━━━ EXCERPTED RECORDS ━━━

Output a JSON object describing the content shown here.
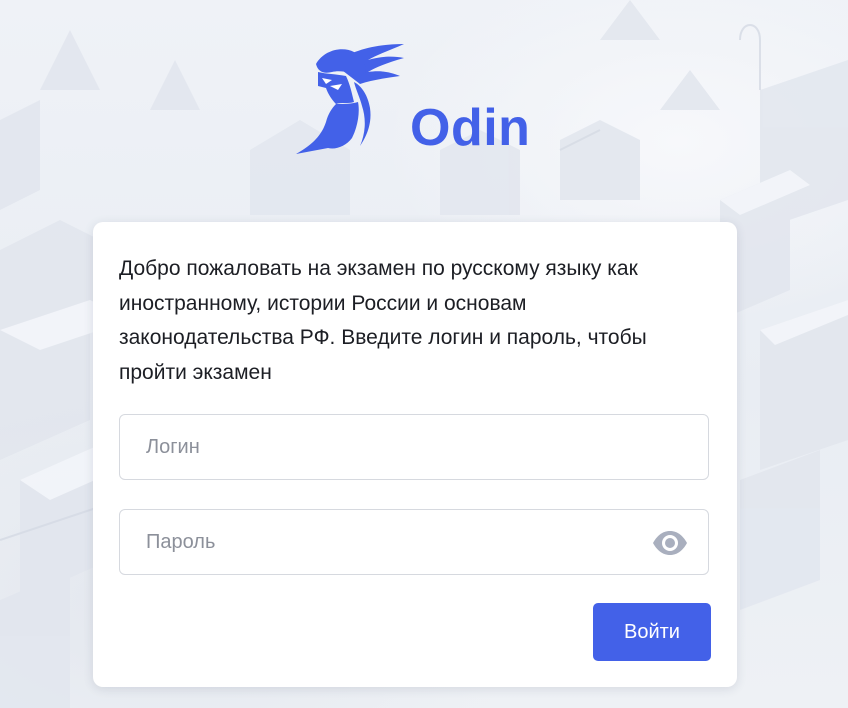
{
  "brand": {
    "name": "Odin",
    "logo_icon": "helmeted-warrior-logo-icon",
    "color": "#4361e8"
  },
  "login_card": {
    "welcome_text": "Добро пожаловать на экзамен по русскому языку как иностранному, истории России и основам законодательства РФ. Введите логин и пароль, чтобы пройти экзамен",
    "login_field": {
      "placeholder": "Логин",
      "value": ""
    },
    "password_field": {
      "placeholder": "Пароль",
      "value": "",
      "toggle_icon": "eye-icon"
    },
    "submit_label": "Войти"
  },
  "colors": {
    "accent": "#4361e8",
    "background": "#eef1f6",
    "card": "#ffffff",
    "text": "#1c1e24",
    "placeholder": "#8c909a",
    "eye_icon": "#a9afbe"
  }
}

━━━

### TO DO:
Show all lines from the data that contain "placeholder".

### RESULT OF THIS TASK:
      "placeholder": "Логин",
      "placeholder": "Пароль",
    "placeholder": "#8c909a",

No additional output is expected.